Proposed reforms look unlikely to stamp out racism in mental health. And there are fears, reports Matt Weaver, that they could even make things worse

A deaf Ghanaian boy was separated from his parents at the Notting Hill carnival. The police picked him up and, because they thought he was acting strangely, he ended up being sectioned. The boy is still recovering from the experience.

The episode is seen as a typical example of discrimination in the mental health system. The National Schizophrenia Fellowship interviewed more than 450 people with mental health problems for a report published earlier this year. It found that 88 per cent of black respondents had been detained under a section of the Mental Health Act compared to 43 per cent of white respondents. And while only 14 per cent of white respondents disagreed with the diagnosis they had been given, the figure for black respondents was 42 per cent.

In another survey, this time of carers, mental health professionals and service users, Mind found that 87 per cent thought there was institutional racism in mental health services.

In this context, the government's reform of the 1983 Mental Health Act was seen as an opportunity to right some of these imbalances. But the reforms outlined in last November's green paper have been a big disappointment to campaigners.
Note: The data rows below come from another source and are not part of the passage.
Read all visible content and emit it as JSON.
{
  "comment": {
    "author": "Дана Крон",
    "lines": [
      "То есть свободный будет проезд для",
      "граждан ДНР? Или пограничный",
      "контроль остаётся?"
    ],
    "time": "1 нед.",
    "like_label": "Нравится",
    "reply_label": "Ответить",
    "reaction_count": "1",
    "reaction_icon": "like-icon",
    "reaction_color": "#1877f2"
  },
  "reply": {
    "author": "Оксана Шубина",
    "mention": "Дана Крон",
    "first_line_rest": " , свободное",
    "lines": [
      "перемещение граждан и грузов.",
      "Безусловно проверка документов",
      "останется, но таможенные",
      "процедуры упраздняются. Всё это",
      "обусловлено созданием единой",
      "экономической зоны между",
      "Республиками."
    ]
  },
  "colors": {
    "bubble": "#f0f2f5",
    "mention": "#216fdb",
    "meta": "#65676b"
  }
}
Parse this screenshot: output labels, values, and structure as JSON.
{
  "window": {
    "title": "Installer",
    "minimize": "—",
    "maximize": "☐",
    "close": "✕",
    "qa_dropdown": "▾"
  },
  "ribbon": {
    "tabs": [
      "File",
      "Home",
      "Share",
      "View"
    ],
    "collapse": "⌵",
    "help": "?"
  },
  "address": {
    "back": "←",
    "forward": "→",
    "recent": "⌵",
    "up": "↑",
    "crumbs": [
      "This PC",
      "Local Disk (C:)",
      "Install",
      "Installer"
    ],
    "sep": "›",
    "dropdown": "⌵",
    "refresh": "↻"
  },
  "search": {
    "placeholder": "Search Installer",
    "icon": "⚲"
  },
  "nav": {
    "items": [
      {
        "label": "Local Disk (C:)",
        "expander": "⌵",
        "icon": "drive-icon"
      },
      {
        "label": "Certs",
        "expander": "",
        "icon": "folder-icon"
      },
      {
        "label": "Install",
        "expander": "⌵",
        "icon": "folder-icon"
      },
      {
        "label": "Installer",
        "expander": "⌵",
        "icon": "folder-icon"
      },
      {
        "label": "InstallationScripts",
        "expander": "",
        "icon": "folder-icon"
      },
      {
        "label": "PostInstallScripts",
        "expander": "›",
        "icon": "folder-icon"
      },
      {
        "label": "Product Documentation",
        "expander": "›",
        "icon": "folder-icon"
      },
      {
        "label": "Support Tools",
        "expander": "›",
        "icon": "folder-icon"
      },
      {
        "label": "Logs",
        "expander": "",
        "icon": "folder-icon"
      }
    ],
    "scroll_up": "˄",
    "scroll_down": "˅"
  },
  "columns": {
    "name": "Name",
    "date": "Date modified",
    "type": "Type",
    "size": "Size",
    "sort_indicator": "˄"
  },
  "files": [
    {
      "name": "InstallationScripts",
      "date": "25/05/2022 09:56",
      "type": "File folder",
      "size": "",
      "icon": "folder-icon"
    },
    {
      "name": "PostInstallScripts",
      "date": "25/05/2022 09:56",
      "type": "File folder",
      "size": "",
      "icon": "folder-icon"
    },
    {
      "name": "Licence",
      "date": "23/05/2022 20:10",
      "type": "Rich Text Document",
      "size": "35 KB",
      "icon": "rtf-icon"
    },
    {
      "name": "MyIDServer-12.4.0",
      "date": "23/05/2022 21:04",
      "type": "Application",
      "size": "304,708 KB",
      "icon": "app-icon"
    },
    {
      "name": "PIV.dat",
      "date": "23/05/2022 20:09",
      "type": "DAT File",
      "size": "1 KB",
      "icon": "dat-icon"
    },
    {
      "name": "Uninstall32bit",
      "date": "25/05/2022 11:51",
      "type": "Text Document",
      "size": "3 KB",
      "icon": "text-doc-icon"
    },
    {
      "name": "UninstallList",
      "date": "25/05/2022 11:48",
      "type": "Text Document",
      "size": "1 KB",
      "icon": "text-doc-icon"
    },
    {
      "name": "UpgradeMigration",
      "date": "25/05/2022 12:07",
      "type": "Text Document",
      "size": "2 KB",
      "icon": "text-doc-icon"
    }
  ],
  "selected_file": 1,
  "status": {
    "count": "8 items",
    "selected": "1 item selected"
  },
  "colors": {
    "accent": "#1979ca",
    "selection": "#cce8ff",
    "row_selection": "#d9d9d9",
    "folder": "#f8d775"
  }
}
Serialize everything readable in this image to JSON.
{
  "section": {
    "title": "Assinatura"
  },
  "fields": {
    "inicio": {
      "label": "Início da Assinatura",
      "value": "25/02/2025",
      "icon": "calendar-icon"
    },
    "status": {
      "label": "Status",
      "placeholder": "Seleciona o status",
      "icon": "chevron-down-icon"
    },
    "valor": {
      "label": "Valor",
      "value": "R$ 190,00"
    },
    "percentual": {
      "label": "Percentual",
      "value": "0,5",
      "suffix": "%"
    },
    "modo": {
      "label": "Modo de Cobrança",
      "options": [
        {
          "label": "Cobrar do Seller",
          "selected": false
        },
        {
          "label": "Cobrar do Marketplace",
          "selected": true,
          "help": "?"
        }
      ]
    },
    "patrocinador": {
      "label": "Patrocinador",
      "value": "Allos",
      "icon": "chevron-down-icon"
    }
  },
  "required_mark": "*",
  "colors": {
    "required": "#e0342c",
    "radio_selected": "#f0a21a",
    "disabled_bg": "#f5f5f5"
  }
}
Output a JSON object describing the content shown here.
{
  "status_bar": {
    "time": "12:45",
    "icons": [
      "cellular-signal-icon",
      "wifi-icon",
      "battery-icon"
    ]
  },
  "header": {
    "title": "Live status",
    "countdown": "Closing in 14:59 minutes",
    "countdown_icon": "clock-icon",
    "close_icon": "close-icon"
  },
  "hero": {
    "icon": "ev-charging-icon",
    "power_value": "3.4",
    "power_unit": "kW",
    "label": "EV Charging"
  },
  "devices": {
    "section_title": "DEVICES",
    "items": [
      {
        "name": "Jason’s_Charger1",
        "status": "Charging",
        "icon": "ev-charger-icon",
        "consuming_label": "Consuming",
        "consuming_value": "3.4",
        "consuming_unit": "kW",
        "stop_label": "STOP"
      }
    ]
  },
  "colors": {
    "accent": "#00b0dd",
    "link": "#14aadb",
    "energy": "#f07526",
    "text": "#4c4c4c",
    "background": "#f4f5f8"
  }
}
Peter Scott Blackman is co-director of the Afiya trust, a charity which promotes health awareness among black and ethnic minority groups.

He claims that the emphasis in the green paper on public safety is likely to compound existing discrimination. Mr Scott Blackman adds that the green paper is itself a 'direct product of institutional racism'.

Dr Suman Fernando, honorary senior lecturer in mental health at Kent University, agrees. 'A chance has been missed and in some ways it's going backwards. Extending compulsory treatment without addressing racism in the existing system would compound the problem. Widening the definition of mental disorder is also very worrying. Legislation could slip into being very oppressive and it would fall on groups that are already institutionally excluded from society, like black and gay people.'

He adds: 'People don't think mental health is a purely medical problem any more, and that's not reflected in the reforms.'

Gary Hogman, NSF head of policy and campaigns, sums up: 'The whole mental health lobby has been telling the government the same thing, but they don't appear to be listening.

They have completely misjudged it.

They felt the political need to make strong statements about public safety, but they have aggravated the mental health lobby.'

It is not quite true to say the proposals have annoyed everyone in mental health. Dr Matt Muijen, director of the Sainsbury Centre for Mental Health, supports the desire to stamp out discrimination in the system. But he claims that legislation is the wrong place to do it. He says:

'The problems come when you get poor services. You can't legislate for good practice.'

He says the government should have made the national service framework on mental health more explicit on race and he calls for a strong code of practice within the new act. But he argues that a 'gesture' in the legislation itself could 'do more harm than good, by stigmatising black people as dangerous'.

But these views appear out of step with those members of the expert committee asked by the government to suggest reforms of the act. The committee proposed that the principles of respect for diversity and equality should be enshrined in new legislation. It also advised that people should only be subject to compulsory assessment if there were objective grounds for mental disorder.

Committee chair Professor Genevra Richardson explains:

'What we were driving at is that there should be some- thing in the criteria at an early stage that demands objective evidence of mental disorder with a view to guarding against culturally determined perceptions of behaviour.'

But Dr Muijen asks: 'What does objective assessment mean? Every psychiatrist tries to be objective, but it is very difficult to enshrine it in law.'

So far, the government appears to agree with Dr Muijen. It argues that the principles of equality and respect for diversity were already covered in existing legislation.

But Professor Richardson stands by the principles. 'We know that black and minority ethnic communities are affected by compulsion to a far greater degree than the rest of us, therefore I think it is important that the government takes account of that.'

She is more forgiving of the omission of an objective criterion for mental disorder - attributing this to the haste in which the paper was drawn up.

Professor Richardson says she is not worried yet, but she will be if at a later date more detailed legislative proposals continue to ignore the committee's suggestions.

The National Schizophrenia Fellowship recommends:

The government should investigate why so many African-Caribbean people are within the secure hospital or psychiatric system.

The NHS needs to improve the image of mental health services for black and ethnic minority communities to encourage people to get help quickly.

Health professionals should be trained in the way the new Mental Health Act affects ethnic minorities.

Black and ethnic minority patients should have better access to a second opinion on diagnosis and medicines.